pubkey_for_exp(pubkey_for_exp A)Turns A (private key) into a G1 point (public key).


The softfork operator is defined as (softfork cost A B ..).

At the moment, softfork always returns 0 (nil), and requires cost amount of cost.

At first glance, it seems pretty useless since it doesn't do anything and just wastes cost doing it.

The idea is, after a soft fork, the meaning of the arguments may change. In fact, we can hide completely new dialects of CLVM inside here, that have new operators that calculate new things.

For example, suppose we want to add secp256k1 operators like +s for adding two points on this ECDSA curve for bitcoin compatibility. We can't just do this in vanilla CLVM, because that would make the program (+s A B) return different values before and after the soft fork. So instead, we can hide it under softfork.

Here is an example:

(mod (cost p1 p2 p3 p4)
(softfork cost 1 (assert (= (+s p1 p2) (+s p3 p4))))

Pre-softfork, this always passes and returns () at a cost of cost (plus a bit of overhead).

Post-softfork, this also returns () at a cost of cost, but may also fail if p1 + p2 != p3 + p4. We can't export the sum outside the softfork boundary, but we can calculate the sum and compare it to another thing inside.

We take the cost of running the program inside the softfork boundary and ensure it exactly matches COST, and raise an exception if it's wrong. That way, the program really does have the same cost pre and post-softfork (or it fails post-softfork).

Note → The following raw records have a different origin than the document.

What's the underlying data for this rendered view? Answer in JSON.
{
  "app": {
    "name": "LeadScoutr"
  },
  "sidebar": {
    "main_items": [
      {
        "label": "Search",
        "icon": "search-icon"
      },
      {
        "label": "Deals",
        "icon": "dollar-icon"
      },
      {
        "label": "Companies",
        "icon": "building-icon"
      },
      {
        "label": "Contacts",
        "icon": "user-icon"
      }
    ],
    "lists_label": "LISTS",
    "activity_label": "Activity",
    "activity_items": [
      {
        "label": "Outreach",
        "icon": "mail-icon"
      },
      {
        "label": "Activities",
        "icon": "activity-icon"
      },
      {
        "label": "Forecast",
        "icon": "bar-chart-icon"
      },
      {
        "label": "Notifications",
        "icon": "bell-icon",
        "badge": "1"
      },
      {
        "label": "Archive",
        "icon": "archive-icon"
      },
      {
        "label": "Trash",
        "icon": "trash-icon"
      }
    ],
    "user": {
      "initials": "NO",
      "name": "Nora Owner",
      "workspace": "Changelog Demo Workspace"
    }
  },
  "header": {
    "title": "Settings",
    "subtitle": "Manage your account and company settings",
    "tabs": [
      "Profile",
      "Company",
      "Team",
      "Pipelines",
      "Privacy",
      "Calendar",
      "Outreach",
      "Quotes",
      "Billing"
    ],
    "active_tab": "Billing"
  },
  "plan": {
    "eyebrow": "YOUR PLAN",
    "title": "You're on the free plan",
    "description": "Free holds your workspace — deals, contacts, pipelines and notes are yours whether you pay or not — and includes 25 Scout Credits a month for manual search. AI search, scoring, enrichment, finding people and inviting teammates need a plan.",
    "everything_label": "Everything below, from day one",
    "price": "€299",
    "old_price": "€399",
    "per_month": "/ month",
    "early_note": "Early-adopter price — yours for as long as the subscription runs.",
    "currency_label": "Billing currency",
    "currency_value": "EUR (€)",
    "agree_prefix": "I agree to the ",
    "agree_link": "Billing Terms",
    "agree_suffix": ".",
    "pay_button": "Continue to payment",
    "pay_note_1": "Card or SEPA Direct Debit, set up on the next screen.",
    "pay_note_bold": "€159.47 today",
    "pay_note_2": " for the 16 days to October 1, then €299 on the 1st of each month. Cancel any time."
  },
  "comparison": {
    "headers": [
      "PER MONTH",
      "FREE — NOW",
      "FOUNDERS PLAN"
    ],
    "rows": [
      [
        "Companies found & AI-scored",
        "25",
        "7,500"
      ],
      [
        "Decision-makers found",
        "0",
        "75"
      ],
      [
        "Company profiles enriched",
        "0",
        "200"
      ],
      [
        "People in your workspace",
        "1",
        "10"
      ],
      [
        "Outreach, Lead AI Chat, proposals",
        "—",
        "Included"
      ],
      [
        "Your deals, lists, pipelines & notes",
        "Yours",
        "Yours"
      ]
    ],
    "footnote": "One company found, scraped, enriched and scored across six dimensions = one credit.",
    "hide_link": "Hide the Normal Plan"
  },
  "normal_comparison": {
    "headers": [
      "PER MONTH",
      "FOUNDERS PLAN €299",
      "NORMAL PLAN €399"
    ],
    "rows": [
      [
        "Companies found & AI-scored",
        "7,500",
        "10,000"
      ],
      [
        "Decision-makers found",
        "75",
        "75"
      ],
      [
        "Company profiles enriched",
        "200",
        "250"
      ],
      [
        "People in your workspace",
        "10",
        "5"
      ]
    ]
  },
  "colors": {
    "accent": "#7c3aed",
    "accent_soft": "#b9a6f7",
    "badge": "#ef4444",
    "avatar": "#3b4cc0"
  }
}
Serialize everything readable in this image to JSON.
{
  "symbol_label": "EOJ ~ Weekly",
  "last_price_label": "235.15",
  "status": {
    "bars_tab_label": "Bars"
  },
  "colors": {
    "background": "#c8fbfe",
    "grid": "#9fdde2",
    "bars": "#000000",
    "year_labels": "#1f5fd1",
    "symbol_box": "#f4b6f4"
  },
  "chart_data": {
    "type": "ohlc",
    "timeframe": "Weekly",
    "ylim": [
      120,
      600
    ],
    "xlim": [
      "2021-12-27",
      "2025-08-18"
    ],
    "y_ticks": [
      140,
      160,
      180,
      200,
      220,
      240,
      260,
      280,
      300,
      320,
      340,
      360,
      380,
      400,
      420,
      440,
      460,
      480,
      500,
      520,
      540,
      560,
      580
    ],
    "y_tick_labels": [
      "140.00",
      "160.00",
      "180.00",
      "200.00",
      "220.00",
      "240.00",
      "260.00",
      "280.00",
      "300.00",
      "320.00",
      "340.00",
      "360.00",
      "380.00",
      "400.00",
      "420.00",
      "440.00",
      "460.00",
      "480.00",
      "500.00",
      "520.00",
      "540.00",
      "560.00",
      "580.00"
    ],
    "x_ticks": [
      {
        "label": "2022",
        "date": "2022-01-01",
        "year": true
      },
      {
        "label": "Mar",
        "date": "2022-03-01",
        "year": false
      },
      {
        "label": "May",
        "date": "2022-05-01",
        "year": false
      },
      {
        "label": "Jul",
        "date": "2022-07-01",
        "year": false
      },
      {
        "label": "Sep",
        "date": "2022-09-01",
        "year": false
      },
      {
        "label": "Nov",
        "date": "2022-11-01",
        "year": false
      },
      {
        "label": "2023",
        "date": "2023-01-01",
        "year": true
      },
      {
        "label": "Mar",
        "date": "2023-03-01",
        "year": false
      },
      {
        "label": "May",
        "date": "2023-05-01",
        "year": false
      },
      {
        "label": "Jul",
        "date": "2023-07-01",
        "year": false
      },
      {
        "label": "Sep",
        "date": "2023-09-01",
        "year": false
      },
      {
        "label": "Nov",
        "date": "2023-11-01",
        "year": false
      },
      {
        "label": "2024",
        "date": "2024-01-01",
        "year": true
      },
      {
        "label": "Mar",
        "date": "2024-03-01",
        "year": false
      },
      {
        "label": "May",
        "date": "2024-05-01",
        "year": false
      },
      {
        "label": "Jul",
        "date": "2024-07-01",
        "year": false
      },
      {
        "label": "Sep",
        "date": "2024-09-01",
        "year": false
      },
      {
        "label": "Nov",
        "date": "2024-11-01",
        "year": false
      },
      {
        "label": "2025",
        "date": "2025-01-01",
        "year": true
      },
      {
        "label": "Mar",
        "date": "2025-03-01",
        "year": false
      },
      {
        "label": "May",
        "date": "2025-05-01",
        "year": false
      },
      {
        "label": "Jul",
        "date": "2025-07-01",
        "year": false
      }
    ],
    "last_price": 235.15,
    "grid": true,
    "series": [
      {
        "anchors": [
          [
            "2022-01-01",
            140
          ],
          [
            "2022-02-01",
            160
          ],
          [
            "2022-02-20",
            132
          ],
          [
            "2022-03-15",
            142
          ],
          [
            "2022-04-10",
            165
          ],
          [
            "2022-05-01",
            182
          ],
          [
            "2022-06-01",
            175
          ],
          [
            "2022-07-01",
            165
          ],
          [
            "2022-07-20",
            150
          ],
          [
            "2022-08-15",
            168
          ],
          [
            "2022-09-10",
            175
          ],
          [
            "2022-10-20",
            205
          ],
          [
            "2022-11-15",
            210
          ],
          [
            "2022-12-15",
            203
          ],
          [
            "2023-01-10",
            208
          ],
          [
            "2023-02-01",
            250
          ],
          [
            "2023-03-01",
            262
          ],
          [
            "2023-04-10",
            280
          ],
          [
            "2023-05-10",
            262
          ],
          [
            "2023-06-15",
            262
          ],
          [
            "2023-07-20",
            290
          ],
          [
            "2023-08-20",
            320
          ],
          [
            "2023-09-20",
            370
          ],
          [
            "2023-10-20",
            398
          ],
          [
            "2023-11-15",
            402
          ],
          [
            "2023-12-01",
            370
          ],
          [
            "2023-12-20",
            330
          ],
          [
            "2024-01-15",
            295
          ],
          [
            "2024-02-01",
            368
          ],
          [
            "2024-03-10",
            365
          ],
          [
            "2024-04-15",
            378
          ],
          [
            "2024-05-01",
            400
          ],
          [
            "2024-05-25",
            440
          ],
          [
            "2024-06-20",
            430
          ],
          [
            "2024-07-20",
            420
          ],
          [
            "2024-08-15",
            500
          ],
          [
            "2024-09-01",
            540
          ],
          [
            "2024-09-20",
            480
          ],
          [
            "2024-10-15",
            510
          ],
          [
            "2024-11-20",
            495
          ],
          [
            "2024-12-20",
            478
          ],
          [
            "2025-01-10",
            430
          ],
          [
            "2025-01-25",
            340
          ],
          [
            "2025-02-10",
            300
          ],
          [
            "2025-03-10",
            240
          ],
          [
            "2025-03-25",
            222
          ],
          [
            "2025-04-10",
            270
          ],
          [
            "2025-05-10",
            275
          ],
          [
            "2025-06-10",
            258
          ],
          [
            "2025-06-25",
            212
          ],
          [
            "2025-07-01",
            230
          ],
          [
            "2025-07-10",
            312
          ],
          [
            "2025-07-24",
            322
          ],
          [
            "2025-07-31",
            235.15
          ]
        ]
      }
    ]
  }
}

The softfork operator is currently unused, as there has not been a soft fork that has required new CLVM operators since mainnet. It exists solely as a way to implement new functionality later on if needed.